If the success of the White Sox is any indication, the game may be moving away from the slugfest to small ball, or little ball, or post-steroid ball, or good old intelligent, fundamental baseball, or whatever else you choose to call it. The Classic was classic in that sense, the most successful Asian and Latin American teams depending on pitching and defense and sound situational hitting.
It doesn't hurt if you can pitch and catch and still clobber the ball on occasion, as the White Sox also demonstrated. But the game appears to be moving back toward its better self, in the sense of placing more value on the traditional baseball virtues.
This is good. A mythology grew during the last two decades that what baseball fans really wanted to see was the home run. No. What baseball fans always wanted to see was good baseball. If that included some home runs, fine. The long ball is an integral part of the excitement. But it is also just one part of the excitement.
It's a rosy outlook for the grand old game entering the 2006 season. But it won't be completely cloudless. The investigation into steroid abuse, if it is comprehensive, could turn up some evidence that won't be pleasant. But this is a necessary, and overdue, process for the game to regain full credibility with the baseball public.
And the progress of Barry Bonds up the home run charts, in the face of a growing body of evidence that he used performance-enhancing substances on a truly regular basis, will be accompanied in many quarters by feelings of skepticism and/or dismay. Many fans will not be buying into this particular process, whether Bonds passes Babe Ruth, Henry Aaron, or Sadaharu Oh, for that matter.

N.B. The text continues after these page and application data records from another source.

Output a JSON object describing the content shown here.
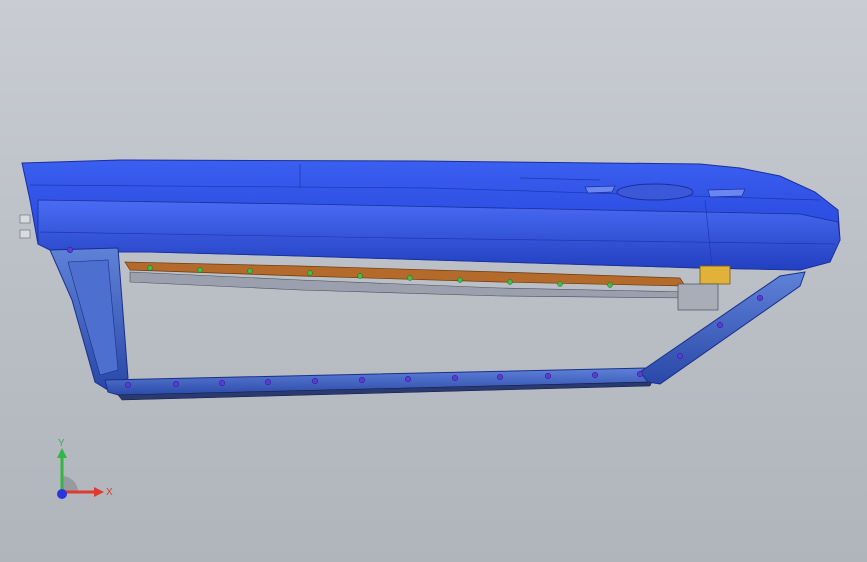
{
  "viewport": {
    "background_top": "#c9ccd3",
    "background_bottom": "#b0b4bb"
  },
  "model": {
    "body_color": "#2f53e6",
    "frame_color": "#2b4ec9",
    "trim_color": "#b36a2a",
    "bracket_color": "#e0b23a",
    "fastener_color": "#5a3bd6",
    "clip_color": "#3fbf4a"
  },
  "triad": {
    "y_label": "Y",
    "x_label": "X",
    "y_color": "#33b54a",
    "x_color": "#e03a2f",
    "origin_color": "#2b35d9"
  }
}
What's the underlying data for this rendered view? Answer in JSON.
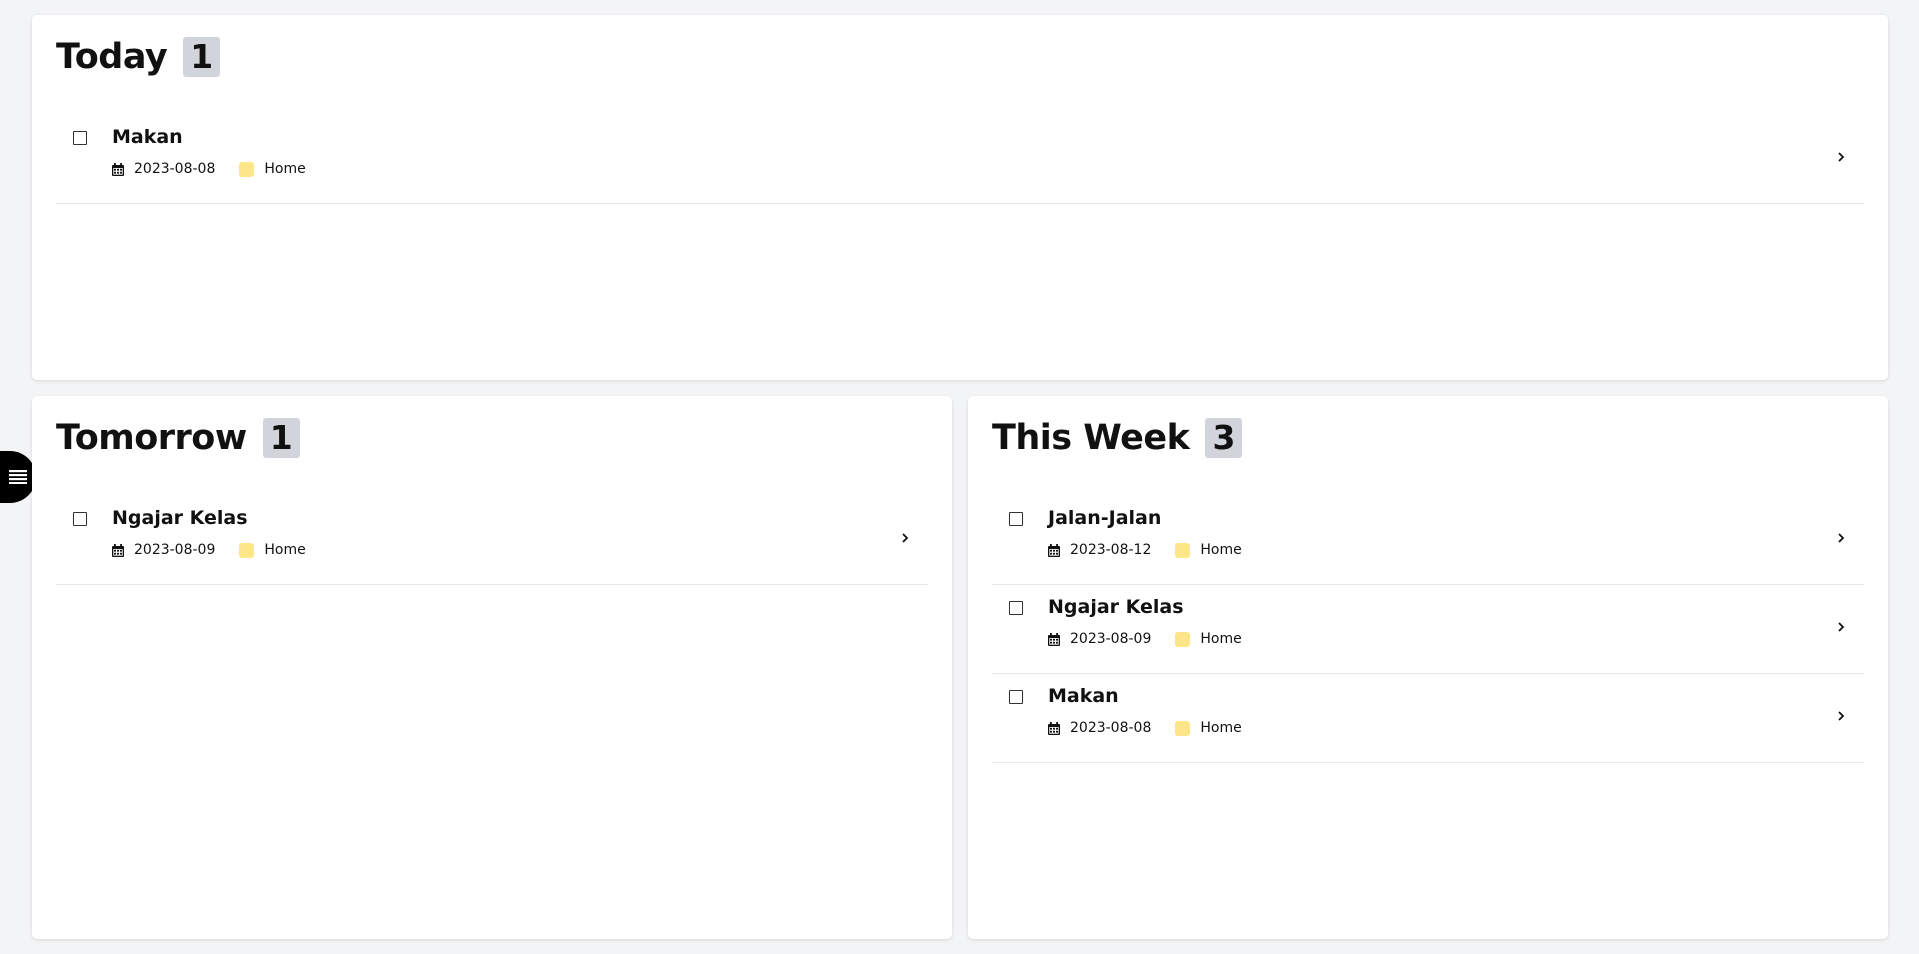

This will not help the game, but it will also not derail the game. Baseball has taken steps, belated but definitive steps, to deal with the steroid issue. Remnants of the era of steroid usage are still on display, but the next baseball era will be characterized by alert and aggressive play, not by bulking up.
This is a game that has improved itself in competitive balance, broadened itself to cover the globe, and is full of promise for even better days. Now, the 2006 season awaits, and its joys can be fairly, eagerly, easily anticipated. Baseball is coming back in the best shape of its long existence. Let's play ball.
"I, for one, cannot wait," Bud Selig says. The commissioner is joined in that sentiment by untold millions, an audience with a reasonable expectation that the best is yet to come.